**How to complete this task**
Only the lines that include "sAPI" should be copied from the data below.

**Data for this task**
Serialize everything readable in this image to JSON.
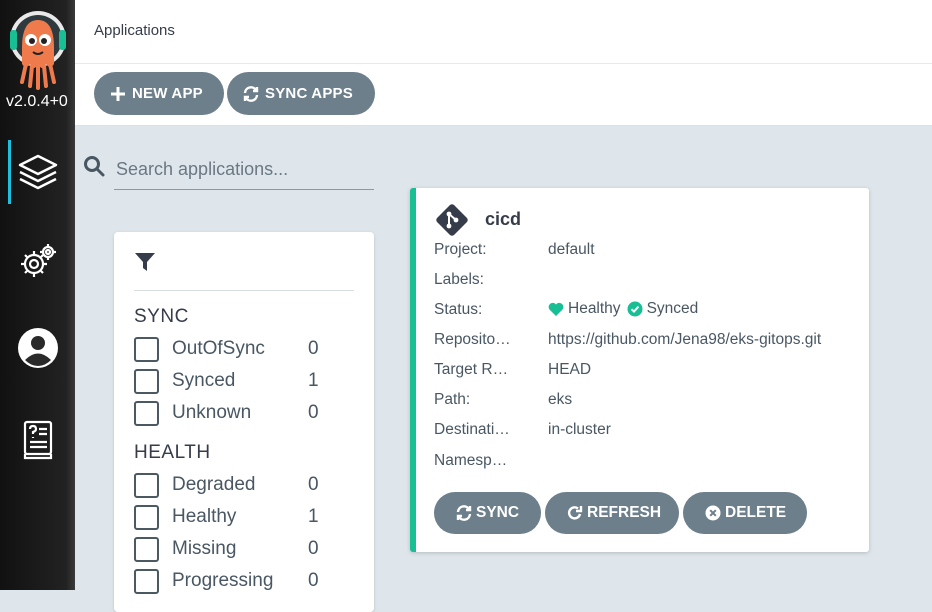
{
  "sidebar": {
    "version": "v2.0.4+0",
    "nav": [
      {
        "icon": "layers-icon"
      },
      {
        "icon": "settings-gears-icon"
      },
      {
        "icon": "user-icon"
      },
      {
        "icon": "docs-icon"
      }
    ]
  },
  "header": {
    "title": "Applications"
  },
  "toolbar": {
    "new_app": "NEW APP",
    "sync_apps": "SYNC APPS"
  },
  "search": {
    "placeholder": "Search applications..."
  },
  "filters": {
    "sync_heading": "SYNC",
    "sync": [
      {
        "label": "OutOfSync",
        "count": "0"
      },
      {
        "label": "Synced",
        "count": "1"
      },
      {
        "label": "Unknown",
        "count": "0"
      }
    ],
    "health_heading": "HEALTH",
    "health": [
      {
        "label": "Degraded",
        "count": "0"
      },
      {
        "label": "Healthy",
        "count": "1"
      },
      {
        "label": "Missing",
        "count": "0"
      },
      {
        "label": "Progressing",
        "count": "0"
      }
    ]
  },
  "app": {
    "name": "cicd",
    "fields": {
      "project_key": "Project:",
      "project_val": "default",
      "labels_key": "Labels:",
      "labels_val": "",
      "status_key": "Status:",
      "health_val": "Healthy",
      "sync_val": "Synced",
      "repo_key": "Reposito…",
      "repo_val": "https://github.com/Jena98/eks-gitops.git",
      "target_key": "Target R…",
      "target_val": "HEAD",
      "path_key": "Path:",
      "path_val": "eks",
      "dest_key": "Destinati…",
      "dest_val": "in-cluster",
      "ns_key": "Namesp…",
      "ns_val": ""
    },
    "actions": {
      "sync": "SYNC",
      "refresh": "REFRESH",
      "delete": "DELETE"
    }
  },
  "colors": {
    "sidebar_bg": "#111111",
    "accent": "#1ebfde",
    "healthy": "#18be94",
    "button": "#6d7f8b"
  }
}
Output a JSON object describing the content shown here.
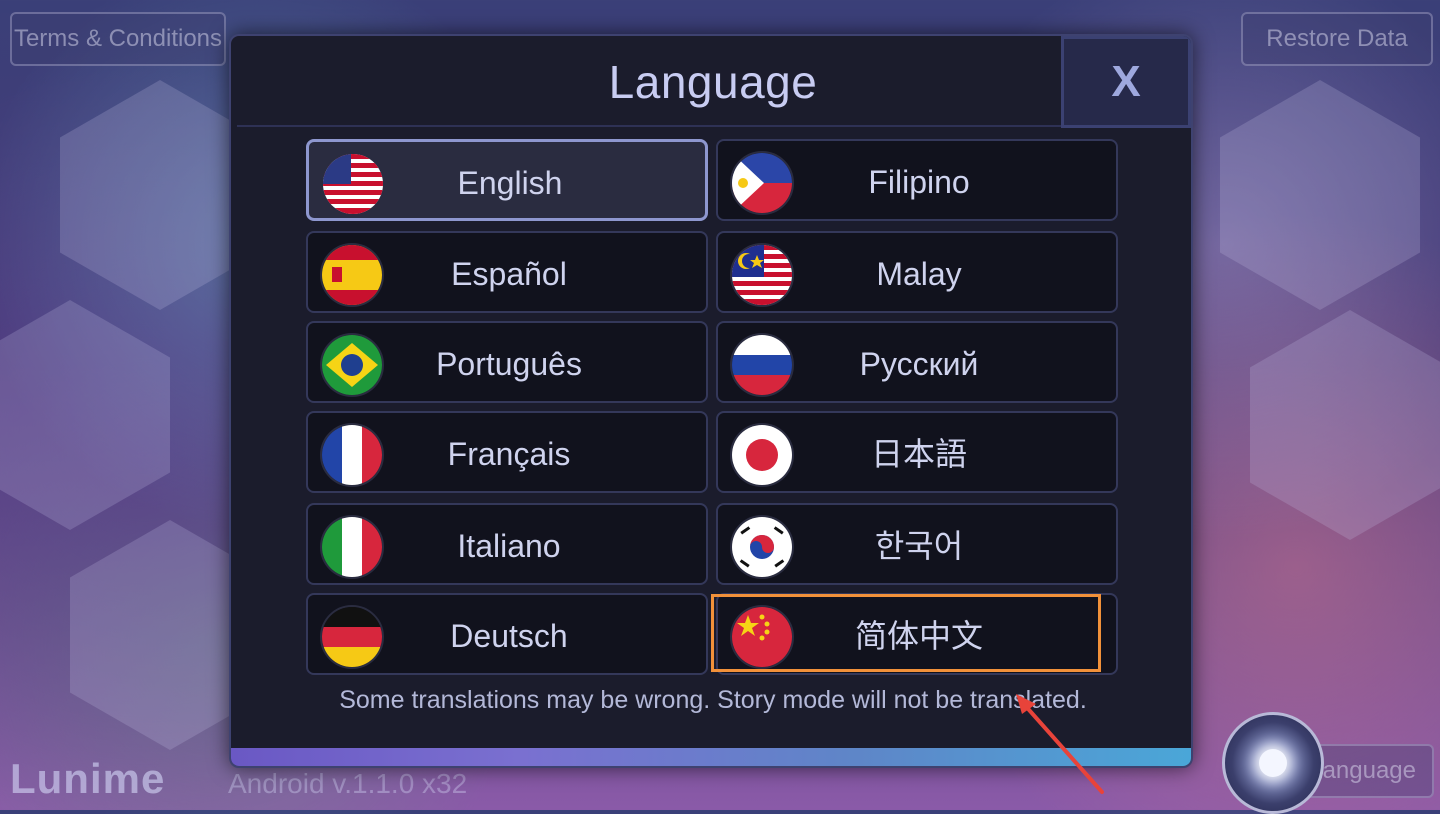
{
  "top_buttons": {
    "terms": "Terms & Conditions",
    "restore": "Restore Data"
  },
  "footer": {
    "brand": "Lunime",
    "version": "Android v.1.1.0 x32",
    "language_button": "Language"
  },
  "dialog": {
    "title": "Language",
    "close_label": "X",
    "note": "Some translations may be wrong. Story mode will not be translated.",
    "languages": [
      {
        "label": "English",
        "flag": "us-flag-icon"
      },
      {
        "label": "Filipino",
        "flag": "philippines-flag-icon"
      },
      {
        "label": "Español",
        "flag": "spain-flag-icon"
      },
      {
        "label": "Malay",
        "flag": "malaysia-flag-icon"
      },
      {
        "label": "Português",
        "flag": "brazil-flag-icon"
      },
      {
        "label": "Русский",
        "flag": "russia-flag-icon"
      },
      {
        "label": "Français",
        "flag": "france-flag-icon"
      },
      {
        "label": "日本語",
        "flag": "japan-flag-icon"
      },
      {
        "label": "Italiano",
        "flag": "italy-flag-icon"
      },
      {
        "label": "한국어",
        "flag": "korea-flag-icon"
      },
      {
        "label": "Deutsch",
        "flag": "germany-flag-icon"
      },
      {
        "label": "简体中文",
        "flag": "china-flag-icon"
      }
    ],
    "selected": "English",
    "highlighted": "简体中文"
  },
  "colors": {
    "dialog_bg": "#1b1c2c",
    "button_bg": "#11121d",
    "text": "#cfd3ee",
    "highlight": "#f2913a",
    "arrow": "#e8433a"
  }
}
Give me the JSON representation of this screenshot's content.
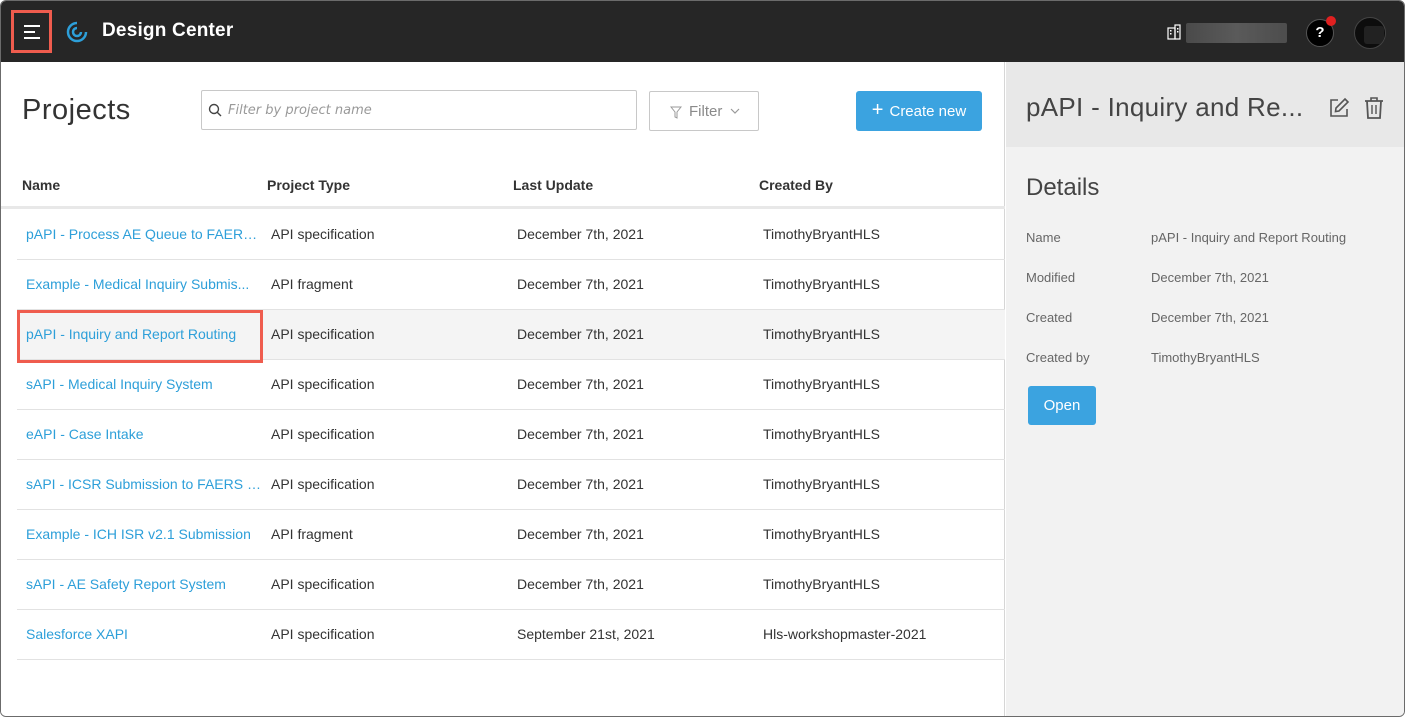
{
  "app": {
    "title": "Design Center"
  },
  "topbar": {
    "menu_icon": "hamburger-menu-icon",
    "logo_icon": "design-center-logo-icon",
    "org_icon": "building-icon",
    "help_label": "?",
    "notification_color": "#e02020"
  },
  "projects": {
    "title": "Projects",
    "search": {
      "placeholder": "Filter by project name",
      "value": ""
    },
    "filter_label": "Filter",
    "create_label": "Create new",
    "columns": [
      "Name",
      "Project Type",
      "Last Update",
      "Created By"
    ],
    "rows": [
      {
        "name": "pAPI - Process AE Queue to FAERS ...",
        "type": "API specification",
        "updated": "December 7th, 2021",
        "created_by": "TimothyBryantHLS"
      },
      {
        "name": "Example - Medical Inquiry Submis...",
        "type": "API fragment",
        "updated": "December 7th, 2021",
        "created_by": "TimothyBryantHLS"
      },
      {
        "name": "pAPI - Inquiry and Report Routing",
        "type": "API specification",
        "updated": "December 7th, 2021",
        "created_by": "TimothyBryantHLS"
      },
      {
        "name": "sAPI - Medical Inquiry System",
        "type": "API specification",
        "updated": "December 7th, 2021",
        "created_by": "TimothyBryantHLS"
      },
      {
        "name": "eAPI - Case Intake",
        "type": "API specification",
        "updated": "December 7th, 2021",
        "created_by": "TimothyBryantHLS"
      },
      {
        "name": "sAPI - ICSR Submission to FAERS S...",
        "type": "API specification",
        "updated": "December 7th, 2021",
        "created_by": "TimothyBryantHLS"
      },
      {
        "name": "Example - ICH ISR v2.1 Submission",
        "type": "API fragment",
        "updated": "December 7th, 2021",
        "created_by": "TimothyBryantHLS"
      },
      {
        "name": "sAPI - AE Safety Report System",
        "type": "API specification",
        "updated": "December 7th, 2021",
        "created_by": "TimothyBryantHLS"
      },
      {
        "name": "Salesforce XAPI",
        "type": "API specification",
        "updated": "September 21st, 2021",
        "created_by": "Hls-workshopmaster-2021"
      }
    ]
  },
  "details_panel": {
    "header_title": "pAPI - Inquiry and Re...",
    "edit_icon": "edit-icon",
    "delete_icon": "trash-icon",
    "section_title": "Details",
    "fields": [
      {
        "label": "Name",
        "value": "pAPI - Inquiry and Report Routing"
      },
      {
        "label": "Modified",
        "value": "December 7th, 2021"
      },
      {
        "label": "Created",
        "value": "December 7th, 2021"
      },
      {
        "label": "Created by",
        "value": "TimothyBryantHLS"
      }
    ],
    "open_label": "Open"
  },
  "colors": {
    "topbar_bg": "#262626",
    "accent_blue": "#3ba3e0",
    "link_blue": "#2d9fd9",
    "highlight_red": "#ef5c4e"
  }
}
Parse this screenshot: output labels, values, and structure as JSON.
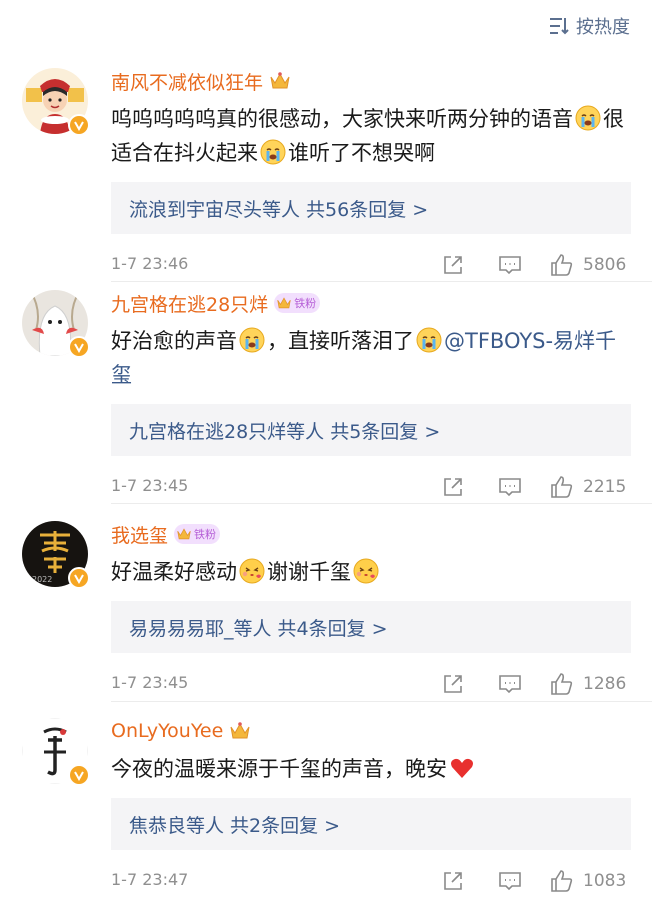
{
  "sort": {
    "label": "按热度"
  },
  "comments": [
    {
      "username": "南风不减依似狂年",
      "fan_badge": "",
      "text": [
        "呜呜呜呜呜真的很感动，大家快来听两分钟的语音",
        "[cry]",
        "很适合在抖火起来",
        "[cry]",
        "谁听了不想哭啊"
      ],
      "replies": "流浪到宇宙尽头等人 共56条回复 >",
      "time": "1-7 23:46",
      "likes": "5806"
    },
    {
      "username": "九宫格在逃28只烊",
      "fan_badge": "铁粉",
      "text": [
        "好治愈的声音",
        "[cry]",
        "，直接听落泪了",
        "[cry]",
        "@TFBOYS-易烊千玺"
      ],
      "replies": "九宫格在逃28只烊等人 共5条回复 >",
      "time": "1-7 23:45",
      "likes": "2215"
    },
    {
      "username": "我选玺",
      "fan_badge": "铁粉",
      "text": [
        "好温柔好感动",
        "[kiss]",
        "谢谢千玺",
        "[kiss]"
      ],
      "replies": "易易易易耶_等人 共4条回复 >",
      "time": "1-7 23:45",
      "likes": "1286"
    },
    {
      "username": "OnLyYouYee",
      "fan_badge": "",
      "text": [
        "今夜的温暖来源于千玺的声音，晚安",
        "[heart]"
      ],
      "replies": "焦恭良等人 共2条回复 >",
      "time": "1-7 23:47",
      "likes": "1083"
    }
  ],
  "avatar_overlay_text": {
    "c3": "2022"
  },
  "colors": {
    "username": "#e86b1f",
    "link": "#3b5a8a",
    "meta": "#8f8f8f",
    "reply_bg": "#f4f4f6",
    "vip_badge": "#f6a623"
  },
  "icons": [
    "sort-icon",
    "crown-icon",
    "verified-badge-icon",
    "share-icon",
    "comment-icon",
    "like-icon",
    "crying-emoji-icon",
    "kiss-emoji-icon",
    "heart-emoji-icon"
  ]
}
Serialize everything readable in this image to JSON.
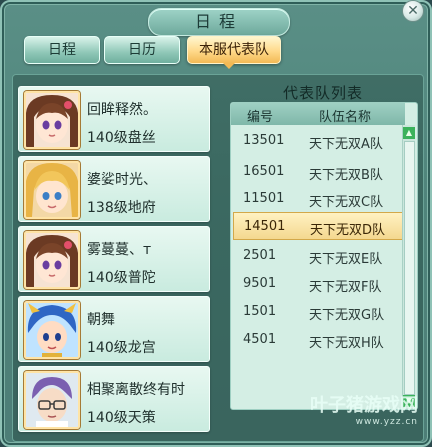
{
  "window": {
    "title": "日程",
    "close_label": "✕"
  },
  "tabs": [
    {
      "label": "日程",
      "active": false
    },
    {
      "label": "日历",
      "active": false
    },
    {
      "label": "本服代表队",
      "active": true
    }
  ],
  "players": [
    {
      "name": "回眸释然。",
      "level": "140级盘丝",
      "avatar": "female-brown-hair-avatar"
    },
    {
      "name": "婆娑时光、",
      "level": "138级地府",
      "avatar": "blonde-character-avatar"
    },
    {
      "name": "雾蔓蔓、ᴛ",
      "level": "140级普陀",
      "avatar": "female-brown-hair-avatar"
    },
    {
      "name": "朝舞",
      "level": "140级龙宫",
      "avatar": "blue-dragon-boy-avatar"
    },
    {
      "name": "相聚离散终有时",
      "level": "140级天策",
      "avatar": "glasses-man-avatar"
    }
  ],
  "team_list": {
    "title": "代表队列表",
    "col_id": "编号",
    "col_name": "队伍名称",
    "selected_index": 3,
    "rows": [
      {
        "id": "13501",
        "name": "天下无双A队"
      },
      {
        "id": "16501",
        "name": "天下无双B队"
      },
      {
        "id": "11501",
        "name": "天下无双C队"
      },
      {
        "id": "14501",
        "name": "天下无双D队"
      },
      {
        "id": "2501",
        "name": "天下无双E队"
      },
      {
        "id": "9501",
        "name": "天下无双F队"
      },
      {
        "id": "1501",
        "name": "天下无双G队"
      },
      {
        "id": "4501",
        "name": "天下无双H队"
      }
    ],
    "scroll_up": "▲",
    "scroll_down": "▼"
  },
  "watermark": {
    "main": "叶子猪游戏网",
    "sub": "www.yzz.cn"
  },
  "colors": {
    "accent": "#f2b955",
    "panel": "#4f847b",
    "selected_row": "#f4d88f"
  }
}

**Response area**
        "name": "sAPI - Medical Inquiry System",
        "name": "sAPI - ICSR Submission to FAERS S...",
        "name": "sAPI - AE Safety Report System",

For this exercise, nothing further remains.